MATERIAL SHOWN:
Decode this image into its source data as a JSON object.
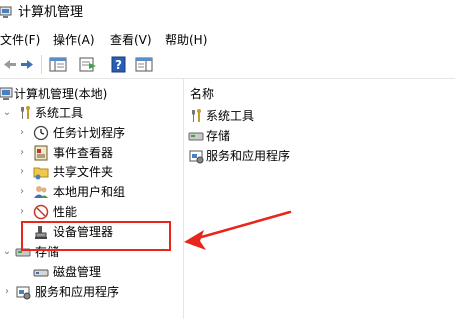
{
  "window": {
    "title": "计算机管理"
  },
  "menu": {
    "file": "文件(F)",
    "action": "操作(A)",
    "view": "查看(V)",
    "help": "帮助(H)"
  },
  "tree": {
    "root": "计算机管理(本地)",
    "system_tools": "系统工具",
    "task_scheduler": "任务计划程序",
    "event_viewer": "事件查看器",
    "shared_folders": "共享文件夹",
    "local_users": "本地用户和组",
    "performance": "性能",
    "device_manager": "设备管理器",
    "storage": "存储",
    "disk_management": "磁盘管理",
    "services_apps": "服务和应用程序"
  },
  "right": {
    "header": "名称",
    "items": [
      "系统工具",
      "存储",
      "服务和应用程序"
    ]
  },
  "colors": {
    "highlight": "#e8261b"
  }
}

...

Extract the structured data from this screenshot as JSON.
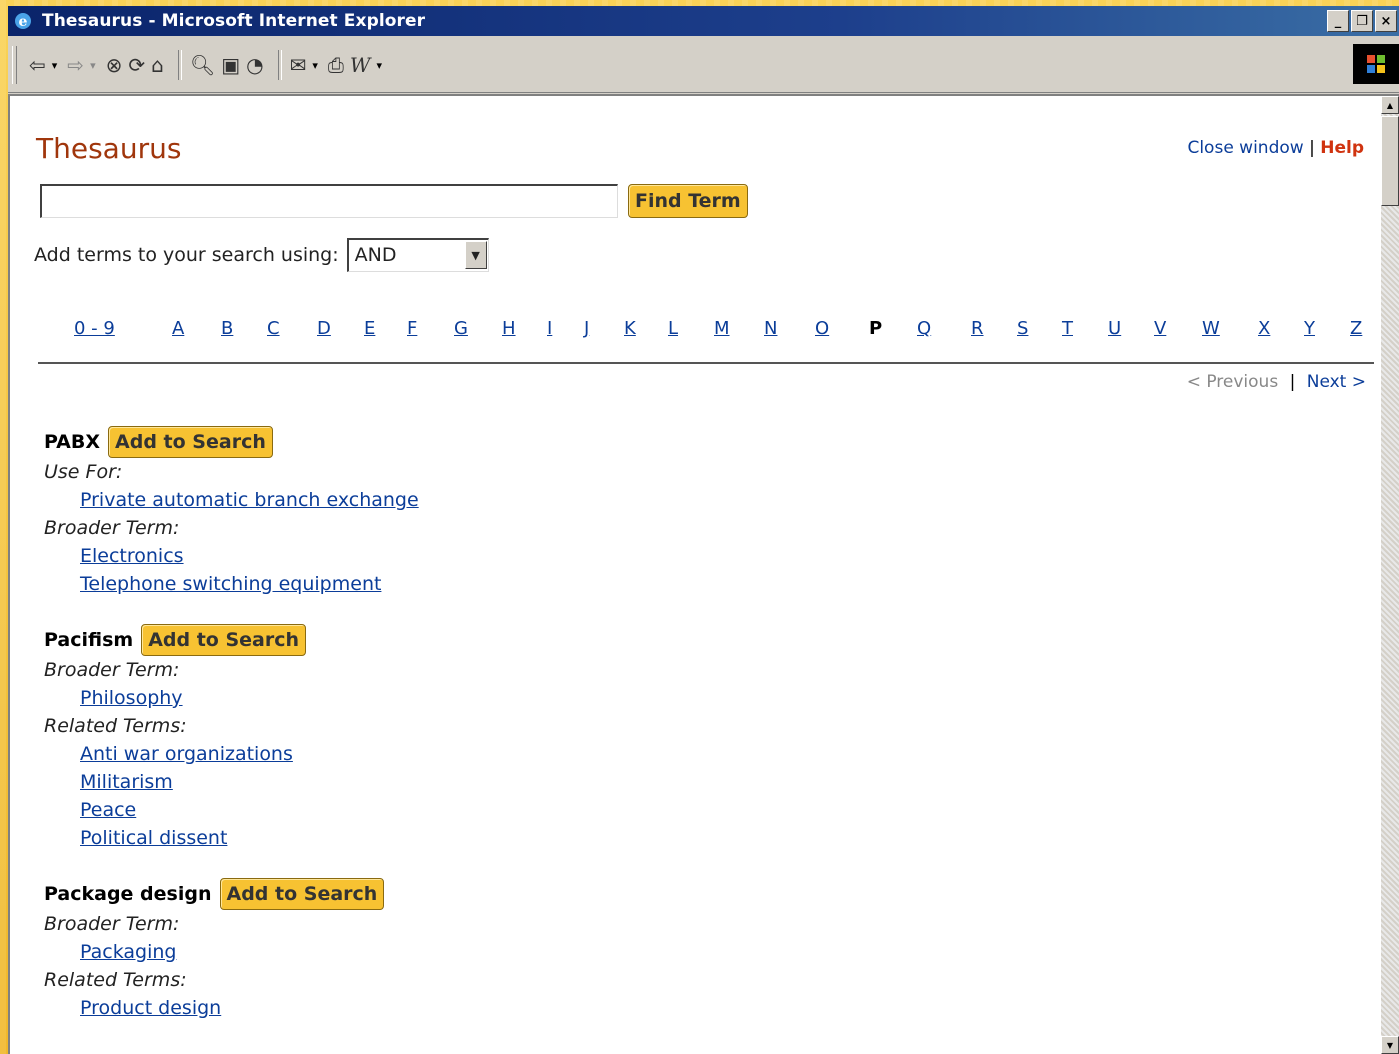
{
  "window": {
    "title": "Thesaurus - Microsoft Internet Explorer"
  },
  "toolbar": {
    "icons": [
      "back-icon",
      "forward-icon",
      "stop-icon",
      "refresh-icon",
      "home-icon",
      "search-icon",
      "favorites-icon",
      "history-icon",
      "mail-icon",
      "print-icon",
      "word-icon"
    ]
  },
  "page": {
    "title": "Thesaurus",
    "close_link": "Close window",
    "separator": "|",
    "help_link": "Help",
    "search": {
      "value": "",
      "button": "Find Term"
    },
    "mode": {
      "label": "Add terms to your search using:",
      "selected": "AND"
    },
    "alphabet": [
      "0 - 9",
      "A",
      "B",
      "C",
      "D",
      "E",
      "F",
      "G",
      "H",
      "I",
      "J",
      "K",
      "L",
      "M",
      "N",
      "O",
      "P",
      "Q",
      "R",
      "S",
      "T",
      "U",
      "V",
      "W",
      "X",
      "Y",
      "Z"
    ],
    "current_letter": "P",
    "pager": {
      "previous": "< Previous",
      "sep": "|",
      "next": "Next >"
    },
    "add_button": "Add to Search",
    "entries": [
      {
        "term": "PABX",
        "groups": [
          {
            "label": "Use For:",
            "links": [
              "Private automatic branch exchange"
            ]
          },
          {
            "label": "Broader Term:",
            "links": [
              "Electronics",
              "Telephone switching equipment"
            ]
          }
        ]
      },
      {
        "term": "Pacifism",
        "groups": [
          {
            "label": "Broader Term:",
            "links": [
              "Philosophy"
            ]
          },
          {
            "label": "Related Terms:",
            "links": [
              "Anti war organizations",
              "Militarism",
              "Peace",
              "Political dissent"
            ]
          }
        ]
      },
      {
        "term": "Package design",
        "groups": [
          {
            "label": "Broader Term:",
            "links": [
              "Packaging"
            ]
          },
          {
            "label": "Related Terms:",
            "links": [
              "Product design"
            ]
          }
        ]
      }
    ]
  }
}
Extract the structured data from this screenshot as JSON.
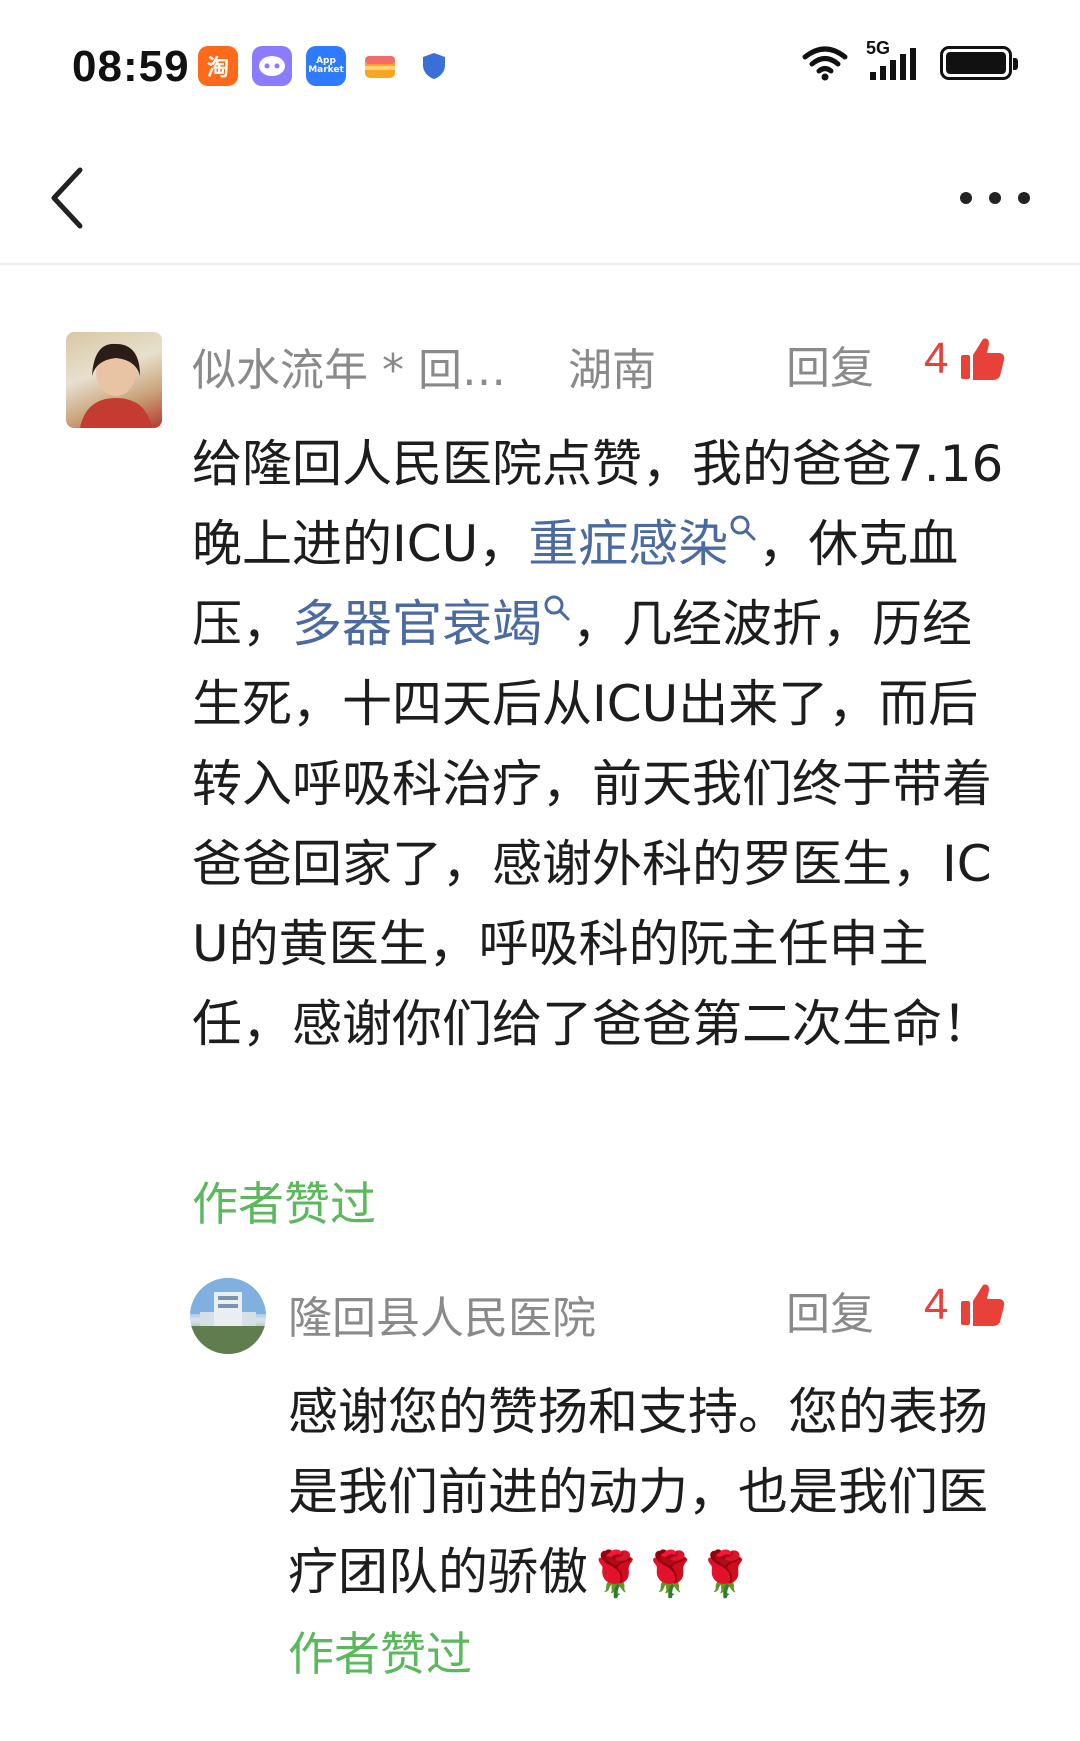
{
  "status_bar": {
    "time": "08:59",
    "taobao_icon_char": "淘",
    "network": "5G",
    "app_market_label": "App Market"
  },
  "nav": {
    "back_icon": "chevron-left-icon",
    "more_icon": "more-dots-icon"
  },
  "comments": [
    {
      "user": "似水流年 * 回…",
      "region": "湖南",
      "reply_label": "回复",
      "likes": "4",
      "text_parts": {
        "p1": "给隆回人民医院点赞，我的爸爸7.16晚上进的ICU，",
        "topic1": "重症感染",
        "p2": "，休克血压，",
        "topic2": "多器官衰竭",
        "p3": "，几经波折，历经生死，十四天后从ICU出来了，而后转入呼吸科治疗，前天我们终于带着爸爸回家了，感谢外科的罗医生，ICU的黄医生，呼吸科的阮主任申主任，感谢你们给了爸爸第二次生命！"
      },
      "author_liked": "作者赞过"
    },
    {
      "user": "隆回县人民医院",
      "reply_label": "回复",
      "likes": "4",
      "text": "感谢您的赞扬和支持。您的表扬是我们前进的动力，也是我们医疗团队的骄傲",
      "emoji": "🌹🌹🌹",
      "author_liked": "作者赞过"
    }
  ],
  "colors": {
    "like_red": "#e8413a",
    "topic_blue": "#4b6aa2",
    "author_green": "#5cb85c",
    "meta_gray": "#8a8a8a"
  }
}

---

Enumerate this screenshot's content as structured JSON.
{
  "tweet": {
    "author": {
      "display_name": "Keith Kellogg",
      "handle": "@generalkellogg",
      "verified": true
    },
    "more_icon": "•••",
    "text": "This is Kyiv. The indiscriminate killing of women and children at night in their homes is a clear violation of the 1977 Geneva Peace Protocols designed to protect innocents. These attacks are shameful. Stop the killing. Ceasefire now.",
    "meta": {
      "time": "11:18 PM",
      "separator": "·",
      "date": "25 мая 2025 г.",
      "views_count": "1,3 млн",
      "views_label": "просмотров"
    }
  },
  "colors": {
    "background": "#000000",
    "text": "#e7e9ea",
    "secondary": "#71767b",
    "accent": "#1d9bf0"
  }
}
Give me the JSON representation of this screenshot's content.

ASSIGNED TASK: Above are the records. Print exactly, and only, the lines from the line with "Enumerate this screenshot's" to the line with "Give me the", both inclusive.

REPLY:
Enumerate this screenshot's content as structured JSON.
{
  "tweet": {
    "author": {
      "display_name": "Keith Kellogg",
      "handle": "@generalkellogg",
      "verified": true
    },
    "more_icon": "•••",
    "text": "This is Kyiv. The indiscriminate killing of women and children at night in their homes is a clear violation of the 1977 Geneva Peace Protocols designed to protect innocents. These attacks are shameful. Stop the killing. Ceasefire now.",
    "meta": {
      "time": "11:18 PM",
      "separator": "·",
      "date": "25 мая 2025 г.",
      "views_count": "1,3 млн",
      "views_label": "просмотров"
    }
  },
  "colors": {
    "background": "#000000",
    "text": "#e7e9ea",
    "secondary": "#71767b",
    "accent": "#1d9bf0"
  }
}
Give me the JSON representation of this screenshot's content.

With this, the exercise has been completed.